Wanted: Mining executive who can make money when prices and output fall, will halt skyrocketing costs, and is willing to accept a salary paid in one of the world’s weakest currencies.
That’s the potential job description for whoever replaces Terence Goodlace as chief executive officer at Johannesburg-based Impala Platinum Holdings Ltd., the second-largest producer of the precious metal. Goodlace, 57, said last month he plans to soon resign, ending a four-year tenure that saw one of South Africa’s most reliable cash cows diminished by plunging platinum prices, strikes and fatal accidents.

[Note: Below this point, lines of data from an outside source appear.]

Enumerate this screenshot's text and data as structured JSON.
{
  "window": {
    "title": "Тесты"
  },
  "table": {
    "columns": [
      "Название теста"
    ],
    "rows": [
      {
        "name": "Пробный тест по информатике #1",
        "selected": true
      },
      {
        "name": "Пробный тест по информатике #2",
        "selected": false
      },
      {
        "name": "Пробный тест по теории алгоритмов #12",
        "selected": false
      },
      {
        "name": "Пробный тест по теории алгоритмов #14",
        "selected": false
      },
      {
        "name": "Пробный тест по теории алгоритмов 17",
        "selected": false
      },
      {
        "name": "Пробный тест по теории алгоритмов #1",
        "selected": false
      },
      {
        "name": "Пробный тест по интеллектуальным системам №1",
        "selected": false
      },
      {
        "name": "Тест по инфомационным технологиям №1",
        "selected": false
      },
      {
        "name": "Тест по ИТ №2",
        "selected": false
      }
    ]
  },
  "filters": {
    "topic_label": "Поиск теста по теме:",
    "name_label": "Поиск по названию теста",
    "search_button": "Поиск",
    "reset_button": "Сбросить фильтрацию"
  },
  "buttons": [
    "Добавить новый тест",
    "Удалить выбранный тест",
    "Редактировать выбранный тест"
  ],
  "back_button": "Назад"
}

outh Africa is home to about three-quarters of the world’s platinum reserves and is a major source of commodities from gold to diamonds. But extracting them is difficult and expensive.
Some of the world’s deepest mines were built using cheap, mostly black miners working in dangerous conditions, and the industry has been slow to mechanize, which would allow developed-world pay and prevent more fatal accidents. Temperatures deep in the Earth can reach 60 degrees Celsius (140 degrees Fahrenheit), enough to fry an egg.

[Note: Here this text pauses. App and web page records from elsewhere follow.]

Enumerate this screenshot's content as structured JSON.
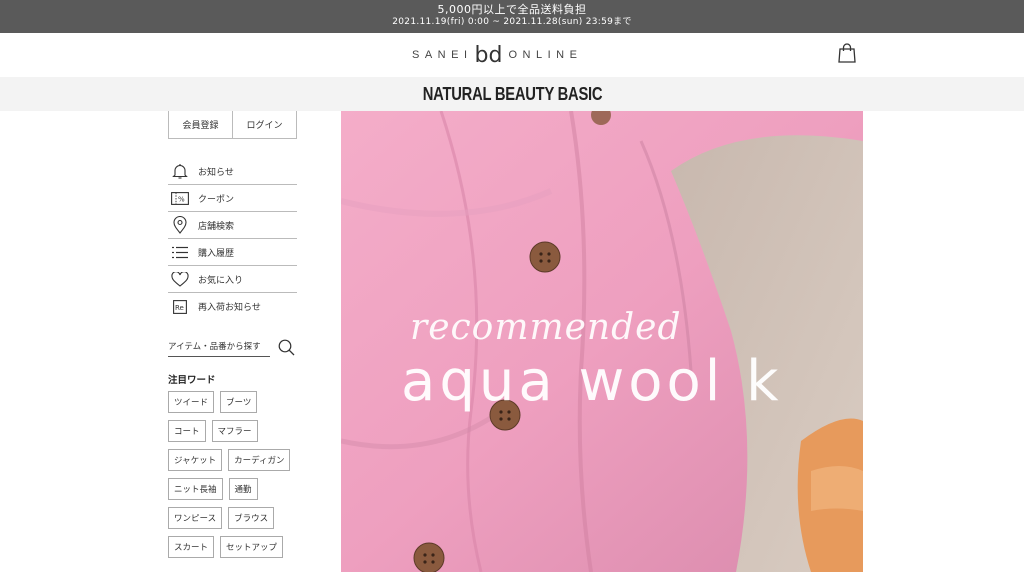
{
  "promo": {
    "line1": "5,000円以上で全品送料負担",
    "line2": "2021.11.19(fri) 0:00 ~ 2021.11.28(sun) 23:59まで"
  },
  "header": {
    "logo_left": "SANEI",
    "logo_mid": "bd",
    "logo_right": "ONLINE",
    "cart_icon": "shopping-bag-icon"
  },
  "brand": {
    "name": "NATURAL BEAUTY BASIC"
  },
  "sidebar": {
    "register_label": "会員登録",
    "login_label": "ログイン",
    "menu": [
      {
        "label": "お知らせ",
        "icon": "bell-icon"
      },
      {
        "label": "クーポン",
        "icon": "coupon-icon"
      },
      {
        "label": "店舗検索",
        "icon": "location-pin-icon"
      },
      {
        "label": "購入履歴",
        "icon": "list-icon"
      },
      {
        "label": "お気に入り",
        "icon": "heart-icon"
      },
      {
        "label": "再入荷お知らせ",
        "icon": "restock-icon"
      }
    ],
    "search_placeholder": "アイテム・品番から探す",
    "search_icon": "search-icon",
    "hot_words_title": "注目ワード",
    "hot_words": [
      "ツイード",
      "ブーツ",
      "コート",
      "マフラー",
      "ジャケット",
      "カーディガン",
      "ニット長袖",
      "通勤",
      "ワンピース",
      "ブラウス",
      "スカート",
      "セットアップ"
    ]
  },
  "hero": {
    "script_text": "recommended",
    "title_text": "aqua wool k"
  },
  "colors": {
    "promo_bg": "#5a5a5a",
    "brand_bar_bg": "#f3f3f3",
    "hero_pink": "#ee9fbf",
    "hero_beige": "#cbbcb0",
    "hero_orange": "#e79a5c"
  }
}
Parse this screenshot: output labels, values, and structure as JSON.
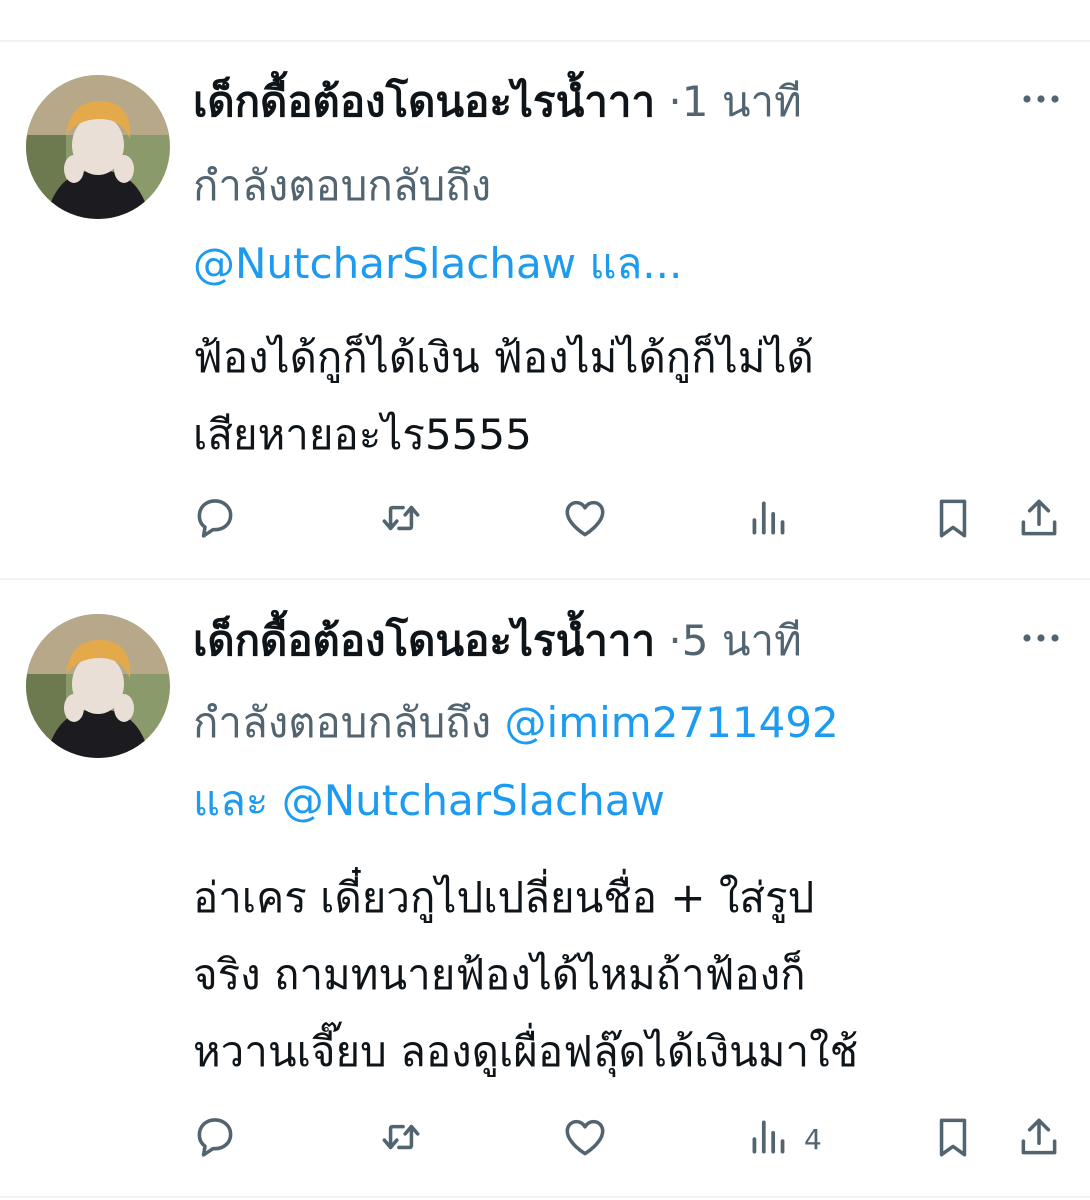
{
  "tweets": [
    {
      "display_name": "เด็กดื้อต้องโดนอะไรน้ำาา",
      "dot": "·",
      "time": "1 นาที",
      "reply_prefix": "กำลังตอบกลับถึง",
      "reply_line2_link": "@NutcharSlachaw แล...",
      "text_lines": [
        "ฟ้องได้กูก็ได้เงิน ฟ้องไม่ได้กูก็ไม่ได้",
        "เสียหายอะไร5555"
      ],
      "views_count": ""
    },
    {
      "display_name": "เด็กดื้อต้องโดนอะไรน้ำาา",
      "dot": "·",
      "time": "5 นาที",
      "reply_prefix": "กำลังตอบกลับถึง",
      "reply_link1": "@imim2711492",
      "reply_and": "และ",
      "reply_link2": "@NutcharSlachaw",
      "text_lines": [
        "อ่าเคร เดี๋ยวกูไปเปลี่ยนชื่อ + ใส่รูป",
        "จริง ถามทนายฟ้องได้ไหมถ้าฟ้องก็",
        "หวานเจี๊ยบ ลองดูเผื่อฟลุ๊ดได้เงินมาใช้"
      ],
      "views_count": "4"
    }
  ],
  "colors": {
    "text": "#0f1419",
    "secondary": "#536471",
    "link": "#1d9bf0",
    "divider": "#eff3f4"
  },
  "icons": [
    "reply-icon",
    "retweet-icon",
    "like-icon",
    "views-icon",
    "bookmark-icon",
    "share-icon",
    "more-icon"
  ]
}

On top of all that is the country’s history of whites-only rule, which ended in 1994 and creates unique challenges for executives. The next chief at Impala, like the rest of the mining industry, will face growing demands from the government to erase the remnants of apartheid through expanded social benefits and increased minority ownership, efforts that can conflict with the interests of investors.

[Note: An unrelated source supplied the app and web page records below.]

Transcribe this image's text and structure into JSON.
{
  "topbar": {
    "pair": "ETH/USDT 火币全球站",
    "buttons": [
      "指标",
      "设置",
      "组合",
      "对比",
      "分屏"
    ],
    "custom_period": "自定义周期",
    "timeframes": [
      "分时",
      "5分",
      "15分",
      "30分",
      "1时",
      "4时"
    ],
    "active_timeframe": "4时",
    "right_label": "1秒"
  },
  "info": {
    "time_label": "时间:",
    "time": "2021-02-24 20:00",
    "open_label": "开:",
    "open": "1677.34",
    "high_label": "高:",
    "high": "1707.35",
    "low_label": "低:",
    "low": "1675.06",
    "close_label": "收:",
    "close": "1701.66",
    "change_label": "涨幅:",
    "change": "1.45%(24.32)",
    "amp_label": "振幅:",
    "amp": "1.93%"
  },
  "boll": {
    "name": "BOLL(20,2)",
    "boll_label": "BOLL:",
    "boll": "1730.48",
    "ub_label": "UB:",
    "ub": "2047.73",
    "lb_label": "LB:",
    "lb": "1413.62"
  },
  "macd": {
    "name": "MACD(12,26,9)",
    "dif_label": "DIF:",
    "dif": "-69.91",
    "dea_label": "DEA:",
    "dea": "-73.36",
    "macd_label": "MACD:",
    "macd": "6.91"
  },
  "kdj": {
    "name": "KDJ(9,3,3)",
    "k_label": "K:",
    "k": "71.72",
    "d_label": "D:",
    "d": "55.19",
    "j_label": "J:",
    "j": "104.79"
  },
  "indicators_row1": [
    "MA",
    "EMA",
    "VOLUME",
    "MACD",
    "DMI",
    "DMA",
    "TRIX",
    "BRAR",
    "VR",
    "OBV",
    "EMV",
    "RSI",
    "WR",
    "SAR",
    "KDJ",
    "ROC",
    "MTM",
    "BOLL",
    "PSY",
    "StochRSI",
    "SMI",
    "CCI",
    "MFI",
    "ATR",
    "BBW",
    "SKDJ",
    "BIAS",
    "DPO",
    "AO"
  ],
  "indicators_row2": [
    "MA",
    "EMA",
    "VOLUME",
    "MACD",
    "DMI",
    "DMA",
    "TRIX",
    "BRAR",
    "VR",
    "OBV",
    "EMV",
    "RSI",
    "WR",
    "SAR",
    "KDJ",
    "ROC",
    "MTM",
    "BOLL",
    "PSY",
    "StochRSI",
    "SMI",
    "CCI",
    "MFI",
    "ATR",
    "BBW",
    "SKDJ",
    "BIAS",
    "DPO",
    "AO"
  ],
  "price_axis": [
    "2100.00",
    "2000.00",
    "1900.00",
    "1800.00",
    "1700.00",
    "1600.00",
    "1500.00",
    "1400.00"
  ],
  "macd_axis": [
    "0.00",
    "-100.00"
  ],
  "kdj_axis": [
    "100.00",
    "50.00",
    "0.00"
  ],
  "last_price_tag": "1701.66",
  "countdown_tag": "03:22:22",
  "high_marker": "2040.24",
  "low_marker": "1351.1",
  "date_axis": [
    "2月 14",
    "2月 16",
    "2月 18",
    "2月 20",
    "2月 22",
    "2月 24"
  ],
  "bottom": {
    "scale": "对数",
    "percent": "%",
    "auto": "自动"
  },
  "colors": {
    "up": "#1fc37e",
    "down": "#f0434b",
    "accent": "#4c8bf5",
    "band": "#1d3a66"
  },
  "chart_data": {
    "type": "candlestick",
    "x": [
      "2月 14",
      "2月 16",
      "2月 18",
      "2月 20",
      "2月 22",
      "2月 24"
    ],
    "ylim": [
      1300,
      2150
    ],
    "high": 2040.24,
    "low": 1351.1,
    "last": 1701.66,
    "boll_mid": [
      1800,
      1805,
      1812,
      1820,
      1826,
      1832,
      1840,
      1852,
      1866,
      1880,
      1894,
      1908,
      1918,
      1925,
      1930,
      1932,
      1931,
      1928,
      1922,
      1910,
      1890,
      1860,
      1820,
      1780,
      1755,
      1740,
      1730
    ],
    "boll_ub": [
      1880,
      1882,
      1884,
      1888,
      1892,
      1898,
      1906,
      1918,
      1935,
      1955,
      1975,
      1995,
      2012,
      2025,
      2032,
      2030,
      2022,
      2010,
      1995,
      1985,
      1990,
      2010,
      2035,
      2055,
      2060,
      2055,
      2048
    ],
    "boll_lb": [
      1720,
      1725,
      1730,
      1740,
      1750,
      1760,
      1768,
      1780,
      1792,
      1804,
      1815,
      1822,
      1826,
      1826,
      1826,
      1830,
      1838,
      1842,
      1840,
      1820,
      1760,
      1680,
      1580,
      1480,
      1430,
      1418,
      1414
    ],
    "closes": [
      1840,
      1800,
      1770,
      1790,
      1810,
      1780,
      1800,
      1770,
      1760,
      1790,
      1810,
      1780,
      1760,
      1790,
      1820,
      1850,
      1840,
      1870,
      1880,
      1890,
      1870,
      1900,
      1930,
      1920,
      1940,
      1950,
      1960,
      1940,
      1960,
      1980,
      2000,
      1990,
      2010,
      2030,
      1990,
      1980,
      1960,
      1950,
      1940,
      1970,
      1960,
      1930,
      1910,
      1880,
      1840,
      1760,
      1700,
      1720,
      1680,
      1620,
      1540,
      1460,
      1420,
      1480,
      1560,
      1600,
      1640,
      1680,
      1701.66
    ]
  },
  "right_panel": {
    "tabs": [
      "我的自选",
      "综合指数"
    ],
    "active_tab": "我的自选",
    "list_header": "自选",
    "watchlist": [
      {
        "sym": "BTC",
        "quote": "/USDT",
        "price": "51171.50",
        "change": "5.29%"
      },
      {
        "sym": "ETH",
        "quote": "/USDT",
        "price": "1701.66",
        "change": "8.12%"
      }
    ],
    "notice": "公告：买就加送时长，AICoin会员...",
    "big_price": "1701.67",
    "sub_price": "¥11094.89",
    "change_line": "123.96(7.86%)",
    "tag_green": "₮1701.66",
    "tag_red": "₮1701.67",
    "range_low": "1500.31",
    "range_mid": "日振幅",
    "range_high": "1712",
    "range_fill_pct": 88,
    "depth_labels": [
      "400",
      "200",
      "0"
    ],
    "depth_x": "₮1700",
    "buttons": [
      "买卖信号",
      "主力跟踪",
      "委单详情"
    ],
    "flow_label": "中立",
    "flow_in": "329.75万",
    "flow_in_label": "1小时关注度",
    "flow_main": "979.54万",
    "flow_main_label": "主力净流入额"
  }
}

For the rest of this article, click here: http://www.bloomberg.com/news/articles/2016-06-08/death-strikes-rising-costs-show-mining-s-hard-sell-for-new-ceo